● **WHAT TO DO**:
The full set of lines below has to be written out again exactly.

··· DATA FOR PROCESSING ···

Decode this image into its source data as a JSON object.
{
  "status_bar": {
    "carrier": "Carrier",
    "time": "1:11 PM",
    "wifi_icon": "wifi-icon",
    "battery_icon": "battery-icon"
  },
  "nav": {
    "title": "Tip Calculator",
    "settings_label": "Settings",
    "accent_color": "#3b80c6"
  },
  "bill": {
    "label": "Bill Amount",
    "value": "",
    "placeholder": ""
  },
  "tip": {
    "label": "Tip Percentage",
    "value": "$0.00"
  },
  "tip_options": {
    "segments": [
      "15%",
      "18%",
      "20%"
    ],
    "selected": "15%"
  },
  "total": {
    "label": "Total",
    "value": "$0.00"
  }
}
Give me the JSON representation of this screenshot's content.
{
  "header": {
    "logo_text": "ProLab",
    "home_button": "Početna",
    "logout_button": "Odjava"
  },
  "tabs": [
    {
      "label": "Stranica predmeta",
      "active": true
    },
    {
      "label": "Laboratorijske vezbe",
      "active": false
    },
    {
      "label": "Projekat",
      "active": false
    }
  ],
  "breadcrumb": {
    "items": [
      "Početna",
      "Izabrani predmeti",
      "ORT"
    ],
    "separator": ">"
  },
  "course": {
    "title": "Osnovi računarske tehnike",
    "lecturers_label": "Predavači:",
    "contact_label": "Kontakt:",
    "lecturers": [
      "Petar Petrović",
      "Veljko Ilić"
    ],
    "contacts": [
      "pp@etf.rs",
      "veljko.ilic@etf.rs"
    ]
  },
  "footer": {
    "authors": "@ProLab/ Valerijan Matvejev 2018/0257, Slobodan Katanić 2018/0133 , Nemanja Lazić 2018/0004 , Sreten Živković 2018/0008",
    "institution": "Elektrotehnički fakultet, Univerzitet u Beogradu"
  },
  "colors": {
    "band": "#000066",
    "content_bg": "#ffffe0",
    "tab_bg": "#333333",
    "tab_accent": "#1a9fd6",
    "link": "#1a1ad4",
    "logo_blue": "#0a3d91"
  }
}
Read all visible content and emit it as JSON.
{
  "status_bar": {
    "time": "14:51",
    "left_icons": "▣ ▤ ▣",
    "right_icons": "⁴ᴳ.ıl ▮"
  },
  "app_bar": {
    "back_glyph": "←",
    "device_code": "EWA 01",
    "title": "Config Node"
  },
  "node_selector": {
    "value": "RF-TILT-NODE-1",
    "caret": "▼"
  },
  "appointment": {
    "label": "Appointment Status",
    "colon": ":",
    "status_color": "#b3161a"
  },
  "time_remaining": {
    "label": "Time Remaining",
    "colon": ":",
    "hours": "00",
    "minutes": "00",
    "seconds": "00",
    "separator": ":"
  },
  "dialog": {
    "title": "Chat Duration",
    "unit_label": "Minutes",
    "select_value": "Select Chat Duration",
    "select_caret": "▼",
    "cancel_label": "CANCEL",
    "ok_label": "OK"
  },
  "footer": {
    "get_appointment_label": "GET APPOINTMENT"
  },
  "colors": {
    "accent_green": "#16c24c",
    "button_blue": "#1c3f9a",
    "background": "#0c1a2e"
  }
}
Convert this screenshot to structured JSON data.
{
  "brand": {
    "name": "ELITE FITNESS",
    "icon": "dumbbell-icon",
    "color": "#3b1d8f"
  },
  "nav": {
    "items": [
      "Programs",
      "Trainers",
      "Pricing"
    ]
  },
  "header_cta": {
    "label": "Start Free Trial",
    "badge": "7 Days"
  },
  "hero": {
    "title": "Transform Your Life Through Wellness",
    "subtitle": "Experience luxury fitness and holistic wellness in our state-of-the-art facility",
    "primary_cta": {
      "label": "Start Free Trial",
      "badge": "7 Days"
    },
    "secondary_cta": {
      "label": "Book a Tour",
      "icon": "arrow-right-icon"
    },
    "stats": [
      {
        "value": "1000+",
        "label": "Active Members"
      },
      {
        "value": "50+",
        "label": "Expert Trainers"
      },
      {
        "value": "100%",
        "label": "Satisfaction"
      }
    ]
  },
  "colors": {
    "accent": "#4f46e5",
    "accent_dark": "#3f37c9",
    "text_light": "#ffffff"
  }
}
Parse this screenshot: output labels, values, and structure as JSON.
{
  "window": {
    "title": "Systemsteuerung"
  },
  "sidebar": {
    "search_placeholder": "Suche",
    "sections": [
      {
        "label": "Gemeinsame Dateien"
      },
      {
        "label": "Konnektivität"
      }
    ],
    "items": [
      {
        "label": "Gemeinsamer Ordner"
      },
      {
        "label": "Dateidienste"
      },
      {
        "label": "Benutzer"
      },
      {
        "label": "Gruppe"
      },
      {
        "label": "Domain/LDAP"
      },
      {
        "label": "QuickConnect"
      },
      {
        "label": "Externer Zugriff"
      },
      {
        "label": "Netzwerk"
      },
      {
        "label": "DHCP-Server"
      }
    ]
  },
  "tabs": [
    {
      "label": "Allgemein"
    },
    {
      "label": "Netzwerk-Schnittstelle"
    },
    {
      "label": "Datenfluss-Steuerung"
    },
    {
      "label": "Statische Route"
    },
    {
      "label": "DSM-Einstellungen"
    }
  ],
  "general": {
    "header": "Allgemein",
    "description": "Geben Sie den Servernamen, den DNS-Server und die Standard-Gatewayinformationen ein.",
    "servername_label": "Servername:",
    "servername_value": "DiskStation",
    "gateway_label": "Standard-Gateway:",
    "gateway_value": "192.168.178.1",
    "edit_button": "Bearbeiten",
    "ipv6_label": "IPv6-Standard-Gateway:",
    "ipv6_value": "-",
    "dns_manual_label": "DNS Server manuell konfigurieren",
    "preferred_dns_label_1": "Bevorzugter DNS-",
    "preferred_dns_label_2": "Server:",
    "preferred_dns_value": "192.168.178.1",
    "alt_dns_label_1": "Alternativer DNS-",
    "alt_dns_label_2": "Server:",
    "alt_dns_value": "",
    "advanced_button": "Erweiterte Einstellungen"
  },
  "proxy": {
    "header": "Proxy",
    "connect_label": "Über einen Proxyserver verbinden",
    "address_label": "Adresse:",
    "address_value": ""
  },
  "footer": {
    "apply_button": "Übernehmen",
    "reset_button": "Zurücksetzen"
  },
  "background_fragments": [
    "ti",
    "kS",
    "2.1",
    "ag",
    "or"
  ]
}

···

● **COMPLETED TASK**:
Decode this image into its source data as a JSON object.
{
  "status_bar": {
    "carrier": "Carrier",
    "time": "1:11 PM",
    "wifi_icon": "wifi-icon",
    "battery_icon": "battery-icon"
  },
  "nav": {
    "title": "Tip Calculator",
    "settings_label": "Settings",
    "accent_color": "#3b80c6"
  },
  "bill": {
    "label": "Bill Amount",
    "value": "",
    "placeholder": ""
  },
  "tip": {
    "label": "Tip Percentage",
    "value": "$0.00"
  },
  "tip_options": {
    "segments": [
      "15%",
      "18%",
      "20%"
    ],
    "selected": "15%"
  },
  "total": {
    "label": "Total",
    "value": "$0.00"
  }
}
Give me the JSON representation of this screenshot's content.
{
  "header": {
    "logo_text": "ProLab",
    "home_button": "Početna",
    "logout_button": "Odjava"
  },
  "tabs": [
    {
      "label": "Stranica predmeta",
      "active": true
    },
    {
      "label": "Laboratorijske vezbe",
      "active": false
    },
    {
      "label": "Projekat",
      "active": false
    }
  ],
  "breadcrumb": {
    "items": [
      "Početna",
      "Izabrani predmeti",
      "ORT"
    ],
    "separator": ">"
  },
  "course": {
    "title": "Osnovi računarske tehnike",
    "lecturers_label": "Predavači:",
    "contact_label": "Kontakt:",
    "lecturers": [
      "Petar Petrović",
      "Veljko Ilić"
    ],
    "contacts": [
      "pp@etf.rs",
      "veljko.ilic@etf.rs"
    ]
  },
  "footer": {
    "authors": "@ProLab/ Valerijan Matvejev 2018/0257, Slobodan Katanić 2018/0133 , Nemanja Lazić 2018/0004 , Sreten Živković 2018/0008",
    "institution": "Elektrotehnički fakultet, Univerzitet u Beogradu"
  },
  "colors": {
    "band": "#000066",
    "content_bg": "#ffffe0",
    "tab_bg": "#333333",
    "tab_accent": "#1a9fd6",
    "link": "#1a1ad4",
    "logo_blue": "#0a3d91"
  }
}
Read all visible content and emit it as JSON.
{
  "status_bar": {
    "time": "14:51",
    "left_icons": "▣ ▤ ▣",
    "right_icons": "⁴ᴳ.ıl ▮"
  },
  "app_bar": {
    "back_glyph": "←",
    "device_code": "EWA 01",
    "title": "Config Node"
  },
  "node_selector": {
    "value": "RF-TILT-NODE-1",
    "caret": "▼"
  },
  "appointment": {
    "label": "Appointment Status",
    "colon": ":",
    "status_color": "#b3161a"
  },
  "time_remaining": {
    "label": "Time Remaining",
    "colon": ":",
    "hours": "00",
    "minutes": "00",
    "seconds": "00",
    "separator": ":"
  },
  "dialog": {
    "title": "Chat Duration",
    "unit_label": "Minutes",
    "select_value": "Select Chat Duration",
    "select_caret": "▼",
    "cancel_label": "CANCEL",
    "ok_label": "OK"
  },
  "footer": {
    "get_appointment_label": "GET APPOINTMENT"
  },
  "colors": {
    "accent_green": "#16c24c",
    "button_blue": "#1c3f9a",
    "background": "#0c1a2e"
  }
}
Convert this screenshot to structured JSON data.
{
  "brand": {
    "name": "ELITE FITNESS",
    "icon": "dumbbell-icon",
    "color": "#3b1d8f"
  },
  "nav": {
    "items": [
      "Programs",
      "Trainers",
      "Pricing"
    ]
  },
  "header_cta": {
    "label": "Start Free Trial",
    "badge": "7 Days"
  },
  "hero": {
    "title": "Transform Your Life Through Wellness",
    "subtitle": "Experience luxury fitness and holistic wellness in our state-of-the-art facility",
    "primary_cta": {
      "label": "Start Free Trial",
      "badge": "7 Days"
    },
    "secondary_cta": {
      "label": "Book a Tour",
      "icon": "arrow-right-icon"
    },
    "stats": [
      {
        "value": "1000+",
        "label": "Active Members"
      },
      {
        "value": "50+",
        "label": "Expert Trainers"
      },
      {
        "value": "100%",
        "label": "Satisfaction"
      }
    ]
  },
  "colors": {
    "accent": "#4f46e5",
    "accent_dark": "#3f37c9",
    "text_light": "#ffffff"
  }
}
Parse this screenshot: output labels, values, and structure as JSON.
{
  "window": {
    "title": "Systemsteuerung"
  },
  "sidebar": {
    "search_placeholder": "Suche",
    "sections": [
      {
        "label": "Gemeinsame Dateien"
      },
      {
        "label": "Konnektivität"
      }
    ],
    "items": [
      {
        "label": "Gemeinsamer Ordner"
      },
      {
        "label": "Dateidienste"
      },
      {
        "label": "Benutzer"
      },
      {
        "label": "Gruppe"
      },
      {
        "label": "Domain/LDAP"
      },
      {
        "label": "QuickConnect"
      },
      {
        "label": "Externer Zugriff"
      },
      {
        "label": "Netzwerk"
      },
      {
        "label": "DHCP-Server"
      }
    ]
  },
  "tabs": [
    {
      "label": "Allgemein"
    },
    {
      "label": "Netzwerk-Schnittstelle"
    },
    {
      "label": "Datenfluss-Steuerung"
    },
    {
      "label": "Statische Route"
    },
    {
      "label": "DSM-Einstellungen"
    }
  ],
  "general": {
    "header": "Allgemein",
    "description": "Geben Sie den Servernamen, den DNS-Server und die Standard-Gatewayinformationen ein.",
    "servername_label": "Servername:",
    "servername_value": "DiskStation",
    "gateway_label": "Standard-Gateway:",
    "gateway_value": "192.168.178.1",
    "edit_button": "Bearbeiten",
    "ipv6_label": "IPv6-Standard-Gateway:",
    "ipv6_value": "-",
    "dns_manual_label": "DNS Server manuell konfigurieren",
    "preferred_dns_label_1": "Bevorzugter DNS-",
    "preferred_dns_label_2": "Server:",
    "preferred_dns_value": "192.168.178.1",
    "alt_dns_label_1": "Alternativer DNS-",
    "alt_dns_label_2": "Server:",
    "alt_dns_value": "",
    "advanced_button": "Erweiterte Einstellungen"
  },
  "proxy": {
    "header": "Proxy",
    "connect_label": "Über einen Proxyserver verbinden",
    "address_label": "Adresse:",
    "address_value": ""
  },
  "footer": {
    "apply_button": "Übernehmen",
    "reset_button": "Zurücksetzen"
  },
  "background_fragments": [
    "ti",
    "kS",
    "2.1",
    "ag",
    "or"
  ]
}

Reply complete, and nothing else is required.